*** Dataset extract ***
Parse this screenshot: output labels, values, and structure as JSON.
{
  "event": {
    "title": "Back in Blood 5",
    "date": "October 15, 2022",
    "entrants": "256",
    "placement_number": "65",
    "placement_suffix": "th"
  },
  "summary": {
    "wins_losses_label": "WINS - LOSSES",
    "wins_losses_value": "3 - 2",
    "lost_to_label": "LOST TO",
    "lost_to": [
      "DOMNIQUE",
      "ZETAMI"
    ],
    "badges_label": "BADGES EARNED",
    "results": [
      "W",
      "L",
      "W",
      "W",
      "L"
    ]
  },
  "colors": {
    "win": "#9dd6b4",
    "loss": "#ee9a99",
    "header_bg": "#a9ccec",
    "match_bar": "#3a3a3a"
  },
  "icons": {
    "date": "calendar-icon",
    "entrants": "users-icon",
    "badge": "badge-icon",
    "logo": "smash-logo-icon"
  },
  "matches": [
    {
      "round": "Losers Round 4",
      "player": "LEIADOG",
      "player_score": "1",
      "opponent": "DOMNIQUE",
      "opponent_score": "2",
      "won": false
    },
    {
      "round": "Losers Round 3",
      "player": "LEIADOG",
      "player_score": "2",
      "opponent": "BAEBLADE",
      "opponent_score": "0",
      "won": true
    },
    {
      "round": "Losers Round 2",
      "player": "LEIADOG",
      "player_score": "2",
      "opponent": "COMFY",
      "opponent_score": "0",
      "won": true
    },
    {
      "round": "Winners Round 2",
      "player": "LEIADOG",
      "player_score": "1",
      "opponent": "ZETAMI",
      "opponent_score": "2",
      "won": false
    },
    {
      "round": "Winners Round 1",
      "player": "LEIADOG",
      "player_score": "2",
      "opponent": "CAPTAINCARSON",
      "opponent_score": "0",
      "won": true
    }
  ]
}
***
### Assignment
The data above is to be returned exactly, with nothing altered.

### Your solution
Parse this screenshot: output labels, values, and structure as JSON.
{
  "event": {
    "title": "Back in Blood 5",
    "date": "October 15, 2022",
    "entrants": "256",
    "placement_number": "65",
    "placement_suffix": "th"
  },
  "summary": {
    "wins_losses_label": "WINS - LOSSES",
    "wins_losses_value": "3 - 2",
    "lost_to_label": "LOST TO",
    "lost_to": [
      "DOMNIQUE",
      "ZETAMI"
    ],
    "badges_label": "BADGES EARNED",
    "results": [
      "W",
      "L",
      "W",
      "W",
      "L"
    ]
  },
  "colors": {
    "win": "#9dd6b4",
    "loss": "#ee9a99",
    "header_bg": "#a9ccec",
    "match_bar": "#3a3a3a"
  },
  "icons": {
    "date": "calendar-icon",
    "entrants": "users-icon",
    "badge": "badge-icon",
    "logo": "smash-logo-icon"
  },
  "matches": [
    {
      "round": "Losers Round 4",
      "player": "LEIADOG",
      "player_score": "1",
      "opponent": "DOMNIQUE",
      "opponent_score": "2",
      "won": false
    },
    {
      "round": "Losers Round 3",
      "player": "LEIADOG",
      "player_score": "2",
      "opponent": "BAEBLADE",
      "opponent_score": "0",
      "won": true
    },
    {
      "round": "Losers Round 2",
      "player": "LEIADOG",
      "player_score": "2",
      "opponent": "COMFY",
      "opponent_score": "0",
      "won": true
    },
    {
      "round": "Winners Round 2",
      "player": "LEIADOG",
      "player_score": "1",
      "opponent": "ZETAMI",
      "opponent_score": "2",
      "won": false
    },
    {
      "round": "Winners Round 1",
      "player": "LEIADOG",
      "player_score": "2",
      "opponent": "CAPTAINCARSON",
      "opponent_score": "0",
      "won": true
    }
  ]
}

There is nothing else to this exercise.